The authorities in Ghana have banned the export of some vegetables, including chilli peppers and aubergines, over fears they are contaminated with pests. Ghana's Ministry of Food and Agriculture has stated that the ban will take effect next week and will last indefinitely.
The ban comes in the wake of an European Union (EU) directive to all countries to provide a report on the management of harmful bacteria. The Vegetable Producers and Exporters Association of Ghana has asked the government to postpone the ban, arguing it will affect the businesses of about 4,000 farmers.
But the authorities want to avoid restrictions being imposed by the EU, which only lifted its last ban on contaminated vegetables from Ghana last year. The nation already risks a complete EU ban over its leafy vegetable exports.
The Ministry of Food and Agriculture has defended the decision to place a temporary ban on the export of leafy vegetables. The Ministry said the decision has become necessary as a result of unhealthy and unwholesome practices by exporters. Sources say that numerous engagements with exporters to alter their ways of doing things have proved futile.
Meanwhile, the Vegetable Producers and Exporters Association of Ghana has criticized the blanket ban.
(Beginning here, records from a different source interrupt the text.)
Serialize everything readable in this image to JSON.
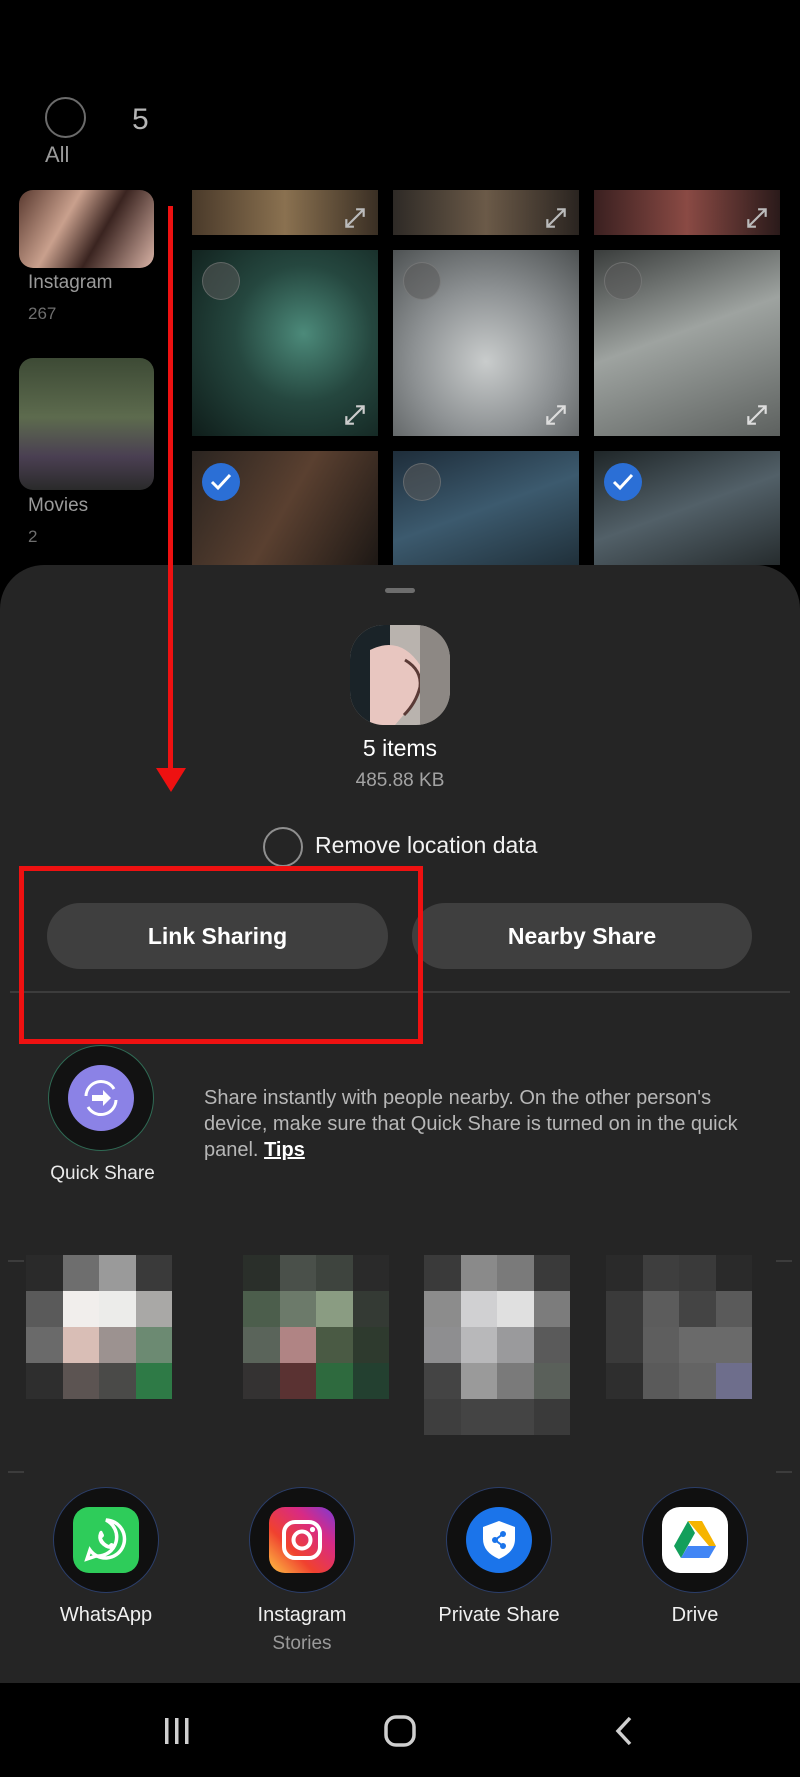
{
  "gallery": {
    "select_all_label": "All",
    "selected_count": "5",
    "albums": [
      {
        "name": "Instagram",
        "count": "267"
      },
      {
        "name": "Movies",
        "count": "2"
      }
    ]
  },
  "share_sheet": {
    "items_title": "5 items",
    "items_size": "485.88 KB",
    "remove_location_label": "Remove location data",
    "link_sharing_label": "Link Sharing",
    "nearby_share_label": "Nearby Share",
    "quick_share": {
      "label": "Quick Share",
      "description": "Share instantly with people nearby. On the other person's device, make sure that Quick Share is turned on in the quick panel.",
      "tips_link": "Tips"
    },
    "apps": [
      {
        "label": "WhatsApp",
        "sublabel": "",
        "icon": "whatsapp-icon"
      },
      {
        "label": "Instagram",
        "sublabel": "Stories",
        "icon": "instagram-icon"
      },
      {
        "label": "Private Share",
        "sublabel": "",
        "icon": "private-share-icon"
      },
      {
        "label": "Drive",
        "sublabel": "",
        "icon": "drive-icon"
      }
    ]
  },
  "navbar": {
    "icons": [
      "recents-icon",
      "home-icon",
      "back-icon"
    ]
  },
  "colors": {
    "sheet_bg": "#252525",
    "pill_bg": "#3f3f3f",
    "annotation": "#ee1111",
    "check_blue": "#2b6fd6"
  }
}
The Association said identifying defaulting exporters and penalizing them is a better option.
The last time the EU imposed a ban on Ghana on the importation of five vegetables, the country lost more than 30 million dollars.